• _Records to process_
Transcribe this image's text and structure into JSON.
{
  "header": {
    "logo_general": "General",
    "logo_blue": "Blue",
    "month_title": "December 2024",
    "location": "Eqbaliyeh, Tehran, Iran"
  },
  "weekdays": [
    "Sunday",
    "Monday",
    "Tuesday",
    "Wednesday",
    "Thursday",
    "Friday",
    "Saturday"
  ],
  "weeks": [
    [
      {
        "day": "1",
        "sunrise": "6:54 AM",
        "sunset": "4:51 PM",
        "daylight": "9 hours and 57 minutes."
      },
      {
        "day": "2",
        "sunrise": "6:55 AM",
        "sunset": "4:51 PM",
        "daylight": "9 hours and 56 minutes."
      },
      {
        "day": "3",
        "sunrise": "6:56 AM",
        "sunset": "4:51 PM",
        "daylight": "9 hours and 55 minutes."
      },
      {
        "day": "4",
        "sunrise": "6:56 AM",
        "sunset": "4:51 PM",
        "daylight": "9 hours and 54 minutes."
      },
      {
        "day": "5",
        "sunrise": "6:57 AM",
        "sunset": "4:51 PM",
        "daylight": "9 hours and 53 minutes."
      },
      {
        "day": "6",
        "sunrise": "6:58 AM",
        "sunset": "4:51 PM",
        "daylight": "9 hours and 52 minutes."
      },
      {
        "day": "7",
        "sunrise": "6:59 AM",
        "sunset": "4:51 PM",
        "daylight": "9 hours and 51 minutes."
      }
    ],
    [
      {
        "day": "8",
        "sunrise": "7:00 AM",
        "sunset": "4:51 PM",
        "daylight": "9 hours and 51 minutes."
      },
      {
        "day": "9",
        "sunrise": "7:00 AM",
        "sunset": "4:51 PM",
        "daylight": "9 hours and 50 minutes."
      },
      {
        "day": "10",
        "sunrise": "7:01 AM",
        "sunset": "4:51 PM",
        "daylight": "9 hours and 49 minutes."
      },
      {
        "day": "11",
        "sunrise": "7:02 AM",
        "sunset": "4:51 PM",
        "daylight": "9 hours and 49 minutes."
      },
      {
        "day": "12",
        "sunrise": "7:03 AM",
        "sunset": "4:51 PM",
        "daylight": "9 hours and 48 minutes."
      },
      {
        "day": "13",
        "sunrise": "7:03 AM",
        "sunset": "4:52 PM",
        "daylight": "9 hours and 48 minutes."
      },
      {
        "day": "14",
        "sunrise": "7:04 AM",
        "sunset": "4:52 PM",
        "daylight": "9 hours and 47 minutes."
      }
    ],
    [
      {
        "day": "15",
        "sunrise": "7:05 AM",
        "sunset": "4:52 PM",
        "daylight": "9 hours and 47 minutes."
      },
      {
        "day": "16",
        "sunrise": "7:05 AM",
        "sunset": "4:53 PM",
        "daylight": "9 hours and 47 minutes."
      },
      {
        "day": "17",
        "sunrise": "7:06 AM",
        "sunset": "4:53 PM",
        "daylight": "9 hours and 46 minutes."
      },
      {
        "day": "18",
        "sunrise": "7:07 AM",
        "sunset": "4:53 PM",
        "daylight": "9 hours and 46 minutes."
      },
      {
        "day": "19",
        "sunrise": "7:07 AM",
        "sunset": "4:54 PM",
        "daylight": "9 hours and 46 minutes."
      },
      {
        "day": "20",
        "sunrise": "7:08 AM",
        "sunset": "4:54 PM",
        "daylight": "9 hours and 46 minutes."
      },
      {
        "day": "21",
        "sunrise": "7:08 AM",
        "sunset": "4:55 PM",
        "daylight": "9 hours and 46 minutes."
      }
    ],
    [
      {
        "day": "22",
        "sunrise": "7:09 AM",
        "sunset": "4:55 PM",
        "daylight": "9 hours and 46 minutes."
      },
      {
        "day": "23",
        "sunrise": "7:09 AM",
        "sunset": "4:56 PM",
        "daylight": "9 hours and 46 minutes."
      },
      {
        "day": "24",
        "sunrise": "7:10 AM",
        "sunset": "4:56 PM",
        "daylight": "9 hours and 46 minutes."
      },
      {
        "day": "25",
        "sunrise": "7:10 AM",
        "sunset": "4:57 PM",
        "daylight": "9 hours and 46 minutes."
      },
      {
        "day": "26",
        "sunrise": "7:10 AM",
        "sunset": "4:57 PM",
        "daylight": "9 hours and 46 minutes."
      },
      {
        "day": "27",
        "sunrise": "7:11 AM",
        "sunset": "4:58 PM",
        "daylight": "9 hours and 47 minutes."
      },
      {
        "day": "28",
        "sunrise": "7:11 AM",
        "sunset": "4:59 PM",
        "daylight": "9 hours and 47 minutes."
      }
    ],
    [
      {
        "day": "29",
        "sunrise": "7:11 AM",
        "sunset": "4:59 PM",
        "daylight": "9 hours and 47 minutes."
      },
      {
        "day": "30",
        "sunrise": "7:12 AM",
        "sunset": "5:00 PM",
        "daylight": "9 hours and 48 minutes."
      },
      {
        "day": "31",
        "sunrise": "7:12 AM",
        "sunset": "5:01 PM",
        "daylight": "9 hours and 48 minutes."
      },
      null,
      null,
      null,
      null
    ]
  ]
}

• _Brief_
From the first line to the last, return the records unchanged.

• _Final answer_
Transcribe this image's text and structure into JSON.
{
  "header": {
    "logo_general": "General",
    "logo_blue": "Blue",
    "month_title": "December 2024",
    "location": "Eqbaliyeh, Tehran, Iran"
  },
  "weekdays": [
    "Sunday",
    "Monday",
    "Tuesday",
    "Wednesday",
    "Thursday",
    "Friday",
    "Saturday"
  ],
  "weeks": [
    [
      {
        "day": "1",
        "sunrise": "6:54 AM",
        "sunset": "4:51 PM",
        "daylight": "9 hours and 57 minutes."
      },
      {
        "day": "2",
        "sunrise": "6:55 AM",
        "sunset": "4:51 PM",
        "daylight": "9 hours and 56 minutes."
      },
      {
        "day": "3",
        "sunrise": "6:56 AM",
        "sunset": "4:51 PM",
        "daylight": "9 hours and 55 minutes."
      },
      {
        "day": "4",
        "sunrise": "6:56 AM",
        "sunset": "4:51 PM",
        "daylight": "9 hours and 54 minutes."
      },
      {
        "day": "5",
        "sunrise": "6:57 AM",
        "sunset": "4:51 PM",
        "daylight": "9 hours and 53 minutes."
      },
      {
        "day": "6",
        "sunrise": "6:58 AM",
        "sunset": "4:51 PM",
        "daylight": "9 hours and 52 minutes."
      },
      {
        "day": "7",
        "sunrise": "6:59 AM",
        "sunset": "4:51 PM",
        "daylight": "9 hours and 51 minutes."
      }
    ],
    [
      {
        "day": "8",
        "sunrise": "7:00 AM",
        "sunset": "4:51 PM",
        "daylight": "9 hours and 51 minutes."
      },
      {
        "day": "9",
        "sunrise": "7:00 AM",
        "sunset": "4:51 PM",
        "daylight": "9 hours and 50 minutes."
      },
      {
        "day": "10",
        "sunrise": "7:01 AM",
        "sunset": "4:51 PM",
        "daylight": "9 hours and 49 minutes."
      },
      {
        "day": "11",
        "sunrise": "7:02 AM",
        "sunset": "4:51 PM",
        "daylight": "9 hours and 49 minutes."
      },
      {
        "day": "12",
        "sunrise": "7:03 AM",
        "sunset": "4:51 PM",
        "daylight": "9 hours and 48 minutes."
      },
      {
        "day": "13",
        "sunrise": "7:03 AM",
        "sunset": "4:52 PM",
        "daylight": "9 hours and 48 minutes."
      },
      {
        "day": "14",
        "sunrise": "7:04 AM",
        "sunset": "4:52 PM",
        "daylight": "9 hours and 47 minutes."
      }
    ],
    [
      {
        "day": "15",
        "sunrise": "7:05 AM",
        "sunset": "4:52 PM",
        "daylight": "9 hours and 47 minutes."
      },
      {
        "day": "16",
        "sunrise": "7:05 AM",
        "sunset": "4:53 PM",
        "daylight": "9 hours and 47 minutes."
      },
      {
        "day": "17",
        "sunrise": "7:06 AM",
        "sunset": "4:53 PM",
        "daylight": "9 hours and 46 minutes."
      },
      {
        "day": "18",
        "sunrise": "7:07 AM",
        "sunset": "4:53 PM",
        "daylight": "9 hours and 46 minutes."
      },
      {
        "day": "19",
        "sunrise": "7:07 AM",
        "sunset": "4:54 PM",
        "daylight": "9 hours and 46 minutes."
      },
      {
        "day": "20",
        "sunrise": "7:08 AM",
        "sunset": "4:54 PM",
        "daylight": "9 hours and 46 minutes."
      },
      {
        "day": "21",
        "sunrise": "7:08 AM",
        "sunset": "4:55 PM",
        "daylight": "9 hours and 46 minutes."
      }
    ],
    [
      {
        "day": "22",
        "sunrise": "7:09 AM",
        "sunset": "4:55 PM",
        "daylight": "9 hours and 46 minutes."
      },
      {
        "day": "23",
        "sunrise": "7:09 AM",
        "sunset": "4:56 PM",
        "daylight": "9 hours and 46 minutes."
      },
      {
        "day": "24",
        "sunrise": "7:10 AM",
        "sunset": "4:56 PM",
        "daylight": "9 hours and 46 minutes."
      },
      {
        "day": "25",
        "sunrise": "7:10 AM",
        "sunset": "4:57 PM",
        "daylight": "9 hours and 46 minutes."
      },
      {
        "day": "26",
        "sunrise": "7:10 AM",
        "sunset": "4:57 PM",
        "daylight": "9 hours and 46 minutes."
      },
      {
        "day": "27",
        "sunrise": "7:11 AM",
        "sunset": "4:58 PM",
        "daylight": "9 hours and 47 minutes."
      },
      {
        "day": "28",
        "sunrise": "7:11 AM",
        "sunset": "4:59 PM",
        "daylight": "9 hours and 47 minutes."
      }
    ],
    [
      {
        "day": "29",
        "sunrise": "7:11 AM",
        "sunset": "4:59 PM",
        "daylight": "9 hours and 47 minutes."
      },
      {
        "day": "30",
        "sunrise": "7:12 AM",
        "sunset": "5:00 PM",
        "daylight": "9 hours and 48 minutes."
      },
      {
        "day": "31",
        "sunrise": "7:12 AM",
        "sunset": "5:01 PM",
        "daylight": "9 hours and 48 minutes."
      },
      null,
      null,
      null,
      null
    ]
  ]
}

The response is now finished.